By: Allan Vyhnalek
High-quality corn silage often is an economical substitute for some of the grain in finishing and in dairy rations, and it can be an important winter feed for cow-calf producers. All too often, though, silage isn’t harvested at the best time for ultimate feed value.
Timing needs to be based on moisture content of the silage. Silage chopped too early and wetter than 70% moisture can run or seep and it often produces a sour, less palatable fermentation. We often get this wet silage when we rush to salvage hail or wind damaged corn. Live and green stalks, leaves, and husks almost always are more than 80% moisture, so be patient and wait until these tissues start to dry before chopping.
Normal corn though is often chopped for silage too dry, below 60% moisture. Then it’s difficult to pack the silage adequately to force out air. The silage heats, energy and protein digestibility declines, and spoilage increases. If your silage is warm or steams during winter, it probably was too dry when chopped.
Many corn hybrids are at the ideal 60%-70% moisture as corn kernels reach the one-half milkline. This guide isn’t perfect for all hybrids so check your own fields independently.
Corn kernels in silage between half milkline and black layer are more digestible. Drier, more mature corn grain tends to pass through the animal more often without digesting unless processed. Also, older leaves and stalks are less digestible.
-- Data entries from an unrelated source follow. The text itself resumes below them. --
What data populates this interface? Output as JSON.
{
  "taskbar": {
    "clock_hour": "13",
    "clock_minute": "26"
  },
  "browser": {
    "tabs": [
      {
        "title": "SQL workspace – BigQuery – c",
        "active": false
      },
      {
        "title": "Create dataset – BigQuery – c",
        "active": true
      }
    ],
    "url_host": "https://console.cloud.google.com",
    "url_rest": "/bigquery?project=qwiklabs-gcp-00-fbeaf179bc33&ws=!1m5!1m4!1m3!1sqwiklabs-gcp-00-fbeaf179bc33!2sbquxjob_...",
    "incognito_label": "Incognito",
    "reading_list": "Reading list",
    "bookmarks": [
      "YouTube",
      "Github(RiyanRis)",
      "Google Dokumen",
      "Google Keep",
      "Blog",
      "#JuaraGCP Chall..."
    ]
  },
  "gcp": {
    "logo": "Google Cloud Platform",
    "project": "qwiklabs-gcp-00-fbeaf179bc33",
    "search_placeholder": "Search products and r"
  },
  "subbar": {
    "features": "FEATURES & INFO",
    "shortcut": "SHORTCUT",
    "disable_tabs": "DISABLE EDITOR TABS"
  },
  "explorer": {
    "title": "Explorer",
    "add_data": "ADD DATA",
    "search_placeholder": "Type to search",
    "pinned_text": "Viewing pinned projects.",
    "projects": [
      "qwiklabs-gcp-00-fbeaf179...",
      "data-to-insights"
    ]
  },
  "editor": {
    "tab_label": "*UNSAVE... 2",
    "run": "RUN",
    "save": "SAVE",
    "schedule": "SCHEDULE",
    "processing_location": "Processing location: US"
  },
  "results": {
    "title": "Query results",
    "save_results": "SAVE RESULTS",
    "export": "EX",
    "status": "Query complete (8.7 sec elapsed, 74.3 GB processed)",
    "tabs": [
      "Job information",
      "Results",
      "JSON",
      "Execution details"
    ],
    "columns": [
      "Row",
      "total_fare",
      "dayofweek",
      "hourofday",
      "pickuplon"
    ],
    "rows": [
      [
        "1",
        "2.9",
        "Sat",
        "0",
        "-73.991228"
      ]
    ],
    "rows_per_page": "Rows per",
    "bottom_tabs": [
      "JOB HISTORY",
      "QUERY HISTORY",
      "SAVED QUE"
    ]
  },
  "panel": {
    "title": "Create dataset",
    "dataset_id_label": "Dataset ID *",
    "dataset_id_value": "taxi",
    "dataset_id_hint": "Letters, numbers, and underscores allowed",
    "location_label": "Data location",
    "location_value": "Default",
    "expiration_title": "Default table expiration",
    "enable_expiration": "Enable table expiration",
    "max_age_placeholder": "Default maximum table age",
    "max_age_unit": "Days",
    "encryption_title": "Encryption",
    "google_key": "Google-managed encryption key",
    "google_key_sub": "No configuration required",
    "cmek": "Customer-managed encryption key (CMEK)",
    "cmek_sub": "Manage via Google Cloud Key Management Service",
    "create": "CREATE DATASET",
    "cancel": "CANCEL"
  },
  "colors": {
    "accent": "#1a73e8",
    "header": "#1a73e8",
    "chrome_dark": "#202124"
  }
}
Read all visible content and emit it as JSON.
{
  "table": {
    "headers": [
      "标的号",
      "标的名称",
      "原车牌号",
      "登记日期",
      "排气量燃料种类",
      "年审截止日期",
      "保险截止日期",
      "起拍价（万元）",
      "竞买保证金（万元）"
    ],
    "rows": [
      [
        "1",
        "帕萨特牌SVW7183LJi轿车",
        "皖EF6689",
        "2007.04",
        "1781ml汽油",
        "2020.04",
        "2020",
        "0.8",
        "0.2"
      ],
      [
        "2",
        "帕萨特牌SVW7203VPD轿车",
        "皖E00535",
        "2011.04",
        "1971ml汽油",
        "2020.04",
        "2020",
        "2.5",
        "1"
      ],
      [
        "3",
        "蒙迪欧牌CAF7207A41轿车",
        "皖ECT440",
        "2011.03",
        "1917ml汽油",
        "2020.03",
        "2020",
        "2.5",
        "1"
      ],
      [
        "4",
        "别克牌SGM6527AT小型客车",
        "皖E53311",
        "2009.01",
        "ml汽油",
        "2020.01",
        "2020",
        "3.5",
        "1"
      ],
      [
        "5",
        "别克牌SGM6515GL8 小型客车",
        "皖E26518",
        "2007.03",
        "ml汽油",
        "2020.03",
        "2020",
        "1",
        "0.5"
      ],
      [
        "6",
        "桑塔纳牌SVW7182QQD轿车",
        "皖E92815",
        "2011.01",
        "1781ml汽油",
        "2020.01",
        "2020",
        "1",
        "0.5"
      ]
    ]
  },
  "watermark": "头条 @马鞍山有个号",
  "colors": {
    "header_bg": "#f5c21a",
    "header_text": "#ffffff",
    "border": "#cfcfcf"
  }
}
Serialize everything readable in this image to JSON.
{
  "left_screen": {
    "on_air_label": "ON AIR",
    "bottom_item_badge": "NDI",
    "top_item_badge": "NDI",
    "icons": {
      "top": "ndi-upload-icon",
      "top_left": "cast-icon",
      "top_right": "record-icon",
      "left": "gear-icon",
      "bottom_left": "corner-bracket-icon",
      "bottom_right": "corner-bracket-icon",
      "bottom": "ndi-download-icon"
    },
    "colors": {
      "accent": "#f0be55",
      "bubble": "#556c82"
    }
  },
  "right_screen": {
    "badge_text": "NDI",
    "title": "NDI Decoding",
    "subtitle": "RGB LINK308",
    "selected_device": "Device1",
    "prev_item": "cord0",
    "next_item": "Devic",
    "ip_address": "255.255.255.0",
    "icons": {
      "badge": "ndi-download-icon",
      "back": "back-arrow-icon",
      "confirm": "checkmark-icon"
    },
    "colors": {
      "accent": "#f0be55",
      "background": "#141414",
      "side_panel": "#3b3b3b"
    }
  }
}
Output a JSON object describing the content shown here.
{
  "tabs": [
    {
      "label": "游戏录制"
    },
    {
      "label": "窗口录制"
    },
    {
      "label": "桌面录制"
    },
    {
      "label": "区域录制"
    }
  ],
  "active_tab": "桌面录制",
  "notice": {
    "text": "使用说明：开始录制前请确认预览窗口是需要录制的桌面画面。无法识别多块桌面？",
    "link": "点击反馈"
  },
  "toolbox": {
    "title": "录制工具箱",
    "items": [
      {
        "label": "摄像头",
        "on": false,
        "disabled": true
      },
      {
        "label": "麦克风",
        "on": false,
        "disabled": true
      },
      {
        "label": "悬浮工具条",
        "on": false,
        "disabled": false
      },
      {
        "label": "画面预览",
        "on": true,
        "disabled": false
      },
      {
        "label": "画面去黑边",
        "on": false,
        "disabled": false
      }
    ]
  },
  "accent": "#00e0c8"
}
Remember, chopping your silage at the proper moisture level can mean better feed and better profits.
The second management thought relates to the use of inoculants. To make good silage, a little help from inoculants can improve fermentation. When and how can you get the best use from them? There is no clear cut, consistent way to predict when inoculants will be most useful or cost effective. Silage fermentation is just too complex.
Inoculants primarily reduce storage losses. The most effective ones contain homolactic acid bacteria like Lactobacillus plantarum. Fermentation starts and ends quicker with inoculated silage so more silage remains for feeding. Typically, you save about 5 percent. Some inoculants also improve aerobic stability by using the heterolactic acid bacteria Lactobacillus buchneri. They reduce spoilage losses when silage is re-exposed to air, thus extending bunk life. These bacteria are especially useful at reducing spoilage on the face of bunker silos.
Inoculants consistently improve wet silage, especially sorghum silage. If you start chopping early enough to prevent silage from being too dry at the end, inoculants should help.
In the past, inoculants rarely improved properly made corn silage – silage at the right moisture, chopped fine, packed well, and sealed tight. Nor did they improve dry silage. But recently developed inoculants, with more effective strains of fermentation bacteria, are producing slightly better quality silage even from these feeds.
If you use an inoculant, make sure that it contains live bacteria. Also check to see that the inoculant provides at least 100,000 colony forming units per gram of wet forage when applied at the recommended rate at the chopper. You need plenty of live bacteria for the inoculant to do you any good.
But used in the right conditions, inoculants can be worth it. Bruce Anderson, UNL Forage Specialist, provided most of the information used in this week’s column.
For more information or assistance, please contact Allan Vyhnalek, Extension Educator, University of Nebraska-Lincoln, Extension in Platte County. Phone: 402-563-4901 or e-mail firstname.lastname@example.org